This customized pair of pistols was a gift from your fiancĂ©e, before the team got burned and possessed and you had to go on a manhunt to kill those infested. They're high quality and made specifically for you and your smartlink, meaning they just feel "right" when you fire. Unfortunately, you used them extensively when on your manhunt, and they're better known than you are. Someone sees those and they think "team killer."

Invoke - +2 dice when firing the guns
Compel - you've got an awful reputation, and these guns are tied up in that. When this aspect is compelled, someone recognizes the guns, and therefor you. That's the end of any negotiations right there.

You've got yourself a girlfriend. Not just any girlfriend though. She's a serious hottie. Oh yeah, and she's a porn star. She gets around, no, not like that. Well, yes, like that, but in other, more professionally useful ways as well. She knows lots and lots of people, many of whom would love to do things for her, and she's not only got access to money of her own, but can smile up dough out of many adoring men as well.

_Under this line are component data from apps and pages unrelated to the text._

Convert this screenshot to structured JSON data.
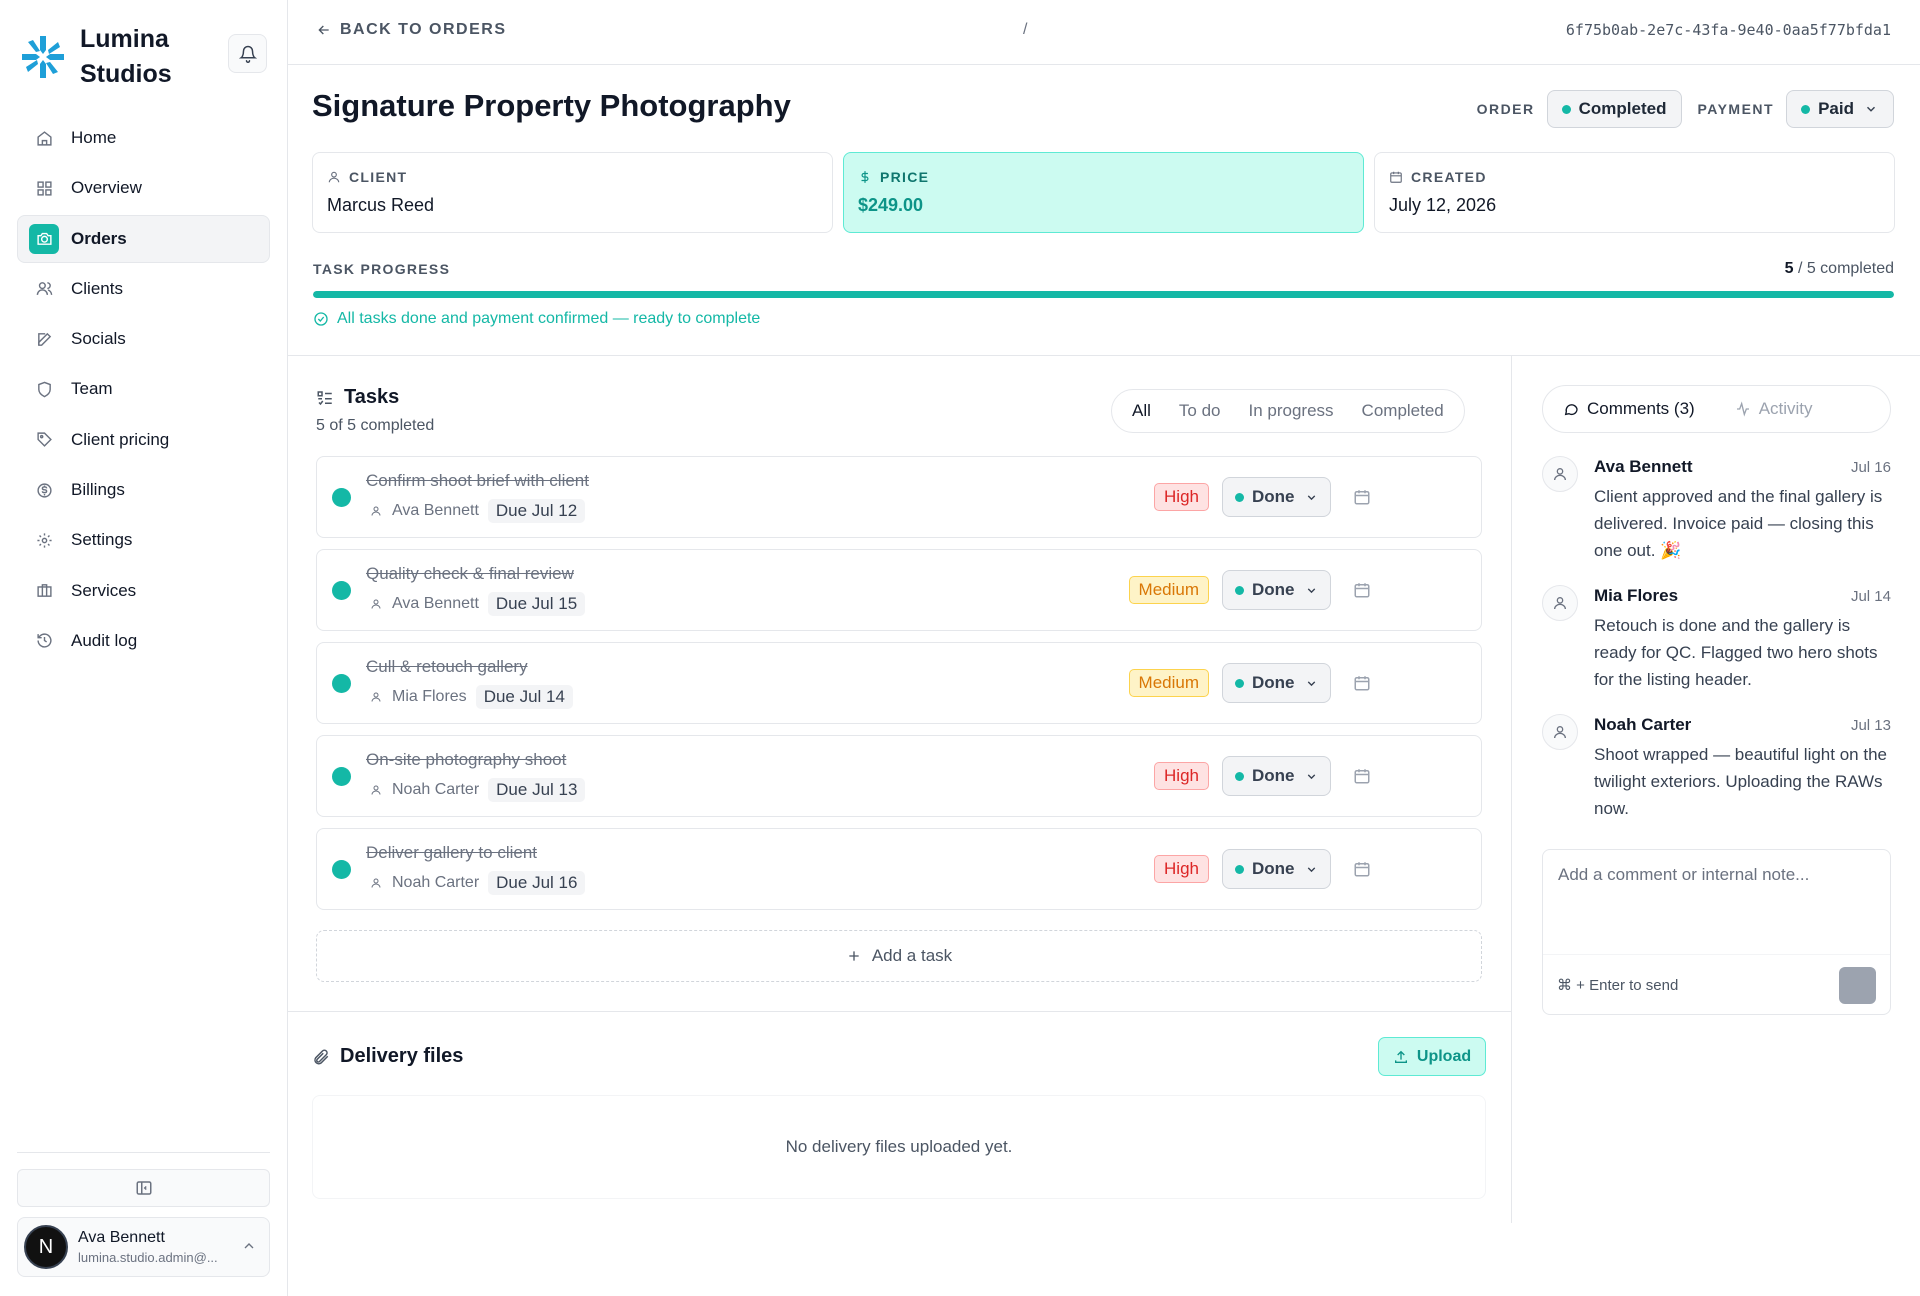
{
  "app": {
    "brand_name": "Lumina Studios"
  },
  "nav": {
    "items": [
      {
        "label": "Home",
        "icon": "home-icon"
      },
      {
        "label": "Overview",
        "icon": "grid-icon"
      },
      {
        "label": "Orders",
        "icon": "camera-icon",
        "active": true
      },
      {
        "label": "Clients",
        "icon": "users-icon"
      },
      {
        "label": "Socials",
        "icon": "edit-icon"
      },
      {
        "label": "Team",
        "icon": "shield-icon"
      },
      {
        "label": "Client pricing",
        "icon": "tag-icon"
      },
      {
        "label": "Billings",
        "icon": "dollar-circle-icon"
      },
      {
        "label": "Settings",
        "icon": "gear-icon"
      },
      {
        "label": "Services",
        "icon": "box-icon"
      },
      {
        "label": "Audit log",
        "icon": "history-icon"
      }
    ]
  },
  "user": {
    "initial": "N",
    "name": "Ava Bennett",
    "email": "lumina.studio.admin@..."
  },
  "topbar": {
    "back_label": "BACK TO ORDERS",
    "separator": "/",
    "order_id": "6f75b0ab-2e7c-43fa-9e40-0aa5f77bfda1"
  },
  "order": {
    "title": "Signature Property Photography",
    "order_label": "ORDER",
    "order_status": "Completed",
    "payment_label": "PAYMENT",
    "payment_status": "Paid",
    "accent_color": "#14b8a6"
  },
  "info": {
    "client_label": "CLIENT",
    "client_value": "Marcus Reed",
    "price_label": "PRICE",
    "price_value": "$249.00",
    "created_label": "CREATED",
    "created_value": "July 12, 2026"
  },
  "progress": {
    "label": "TASK PROGRESS",
    "done": "5",
    "total_text": " / 5 completed",
    "fraction": 1.0,
    "message": "All tasks done and payment confirmed — ready to complete"
  },
  "tasks": {
    "title": "Tasks",
    "subtitle": "5 of 5 completed",
    "filters": [
      "All",
      "To do",
      "In progress",
      "Completed"
    ],
    "active_filter": "All",
    "items": [
      {
        "title": "Confirm shoot brief with client",
        "assignee": "Ava Bennett",
        "due": "Due Jul 12",
        "priority": "High",
        "status": "Done"
      },
      {
        "title": "Quality check & final review",
        "assignee": "Ava Bennett",
        "due": "Due Jul 15",
        "priority": "Medium",
        "status": "Done"
      },
      {
        "title": "Cull & retouch gallery",
        "assignee": "Mia Flores",
        "due": "Due Jul 14",
        "priority": "Medium",
        "status": "Done"
      },
      {
        "title": "On-site photography shoot",
        "assignee": "Noah Carter",
        "due": "Due Jul 13",
        "priority": "High",
        "status": "Done"
      },
      {
        "title": "Deliver gallery to client",
        "assignee": "Noah Carter",
        "due": "Due Jul 16",
        "priority": "High",
        "status": "Done"
      }
    ],
    "add_label": "Add a task"
  },
  "delivery": {
    "title": "Delivery files",
    "upload_label": "Upload",
    "empty_text": "No delivery files uploaded yet."
  },
  "comments": {
    "tab_comments": "Comments (3)",
    "tab_activity": "Activity",
    "items": [
      {
        "author": "Ava Bennett",
        "date": "Jul 16",
        "text": "Client approved and the final gallery is delivered. Invoice paid — closing this one out. 🎉"
      },
      {
        "author": "Mia Flores",
        "date": "Jul 14",
        "text": "Retouch is done and the gallery is ready for QC. Flagged two hero shots for the listing header."
      },
      {
        "author": "Noah Carter",
        "date": "Jul 13",
        "text": "Shoot wrapped — beautiful light on the twilight exteriors. Uploading the RAWs now."
      }
    ],
    "placeholder": "Add a comment or internal note...",
    "hint": "⌘ + Enter to send"
  }
}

Unfortunately, she knows she's queen of her world right now, and expects to be pampered and treated appropriately, which means you must be ready to drop everything at any time and attend to her.

Invoke - gain +2 on any spending roll. She may serve as a fixer, putting you in contact with others, especially those in the entertainment industry. Finally, if the risk isn't too great, she can do a little work herself, posing as the attractive girl who distracts the guard with flirtatious chatter while the team sneaks past.

Compel - Sasha wants attention in all its forms. Thus she tends to call at odd times, like when you're in the middle of a negotiation or a job. And if you don't respond to her demands right away, you're likely to pay for it, literally. She got all the access codes to your accounts from you a long while ago, and despite your promises to yourself that you'll change your passwords, she always gets the new ones out of you. If you don't give her what she wants when she wants it, you can expect to take a big financial hit as she engages in intensive retail therapy to sooth her hurt feelings. Credit injuries are not out of the question.

Automatic Jack
As the proud owner of a surplus Russian Federation SPk-23 "Stali Bagor" combat-ready human augment, you're used to getting admiring looks and confused stares.

Invoke - Among the savvy, this has a certain chic to it and to the posers, it just says badass milsurp. To say nothing of its vastly over-engineered robust qualities far beyond a modern namby-pamby unit, this thing takes abuse. It is the AK-47 of cyber-limb replacements. When you get hit, you can take an injury to the arm instead of to your meat. It costs 1 edge point per level of injury, and that injury will knock your arm offline, but it can be repaired with much more ease than your body can. 

Compel - Cutting edge? Sure…30 years ago. Its been well used, and its been known to have the occasional minor glitch in use, make the odd noise, etc. To say nothing of the fact of the matter of having an inelegant piece of Soviet technology grafted to your arm, in the wrong circles, it might be considered….gauche. Some call it retro, others call it ancient tech that only gutter runners would stoop to.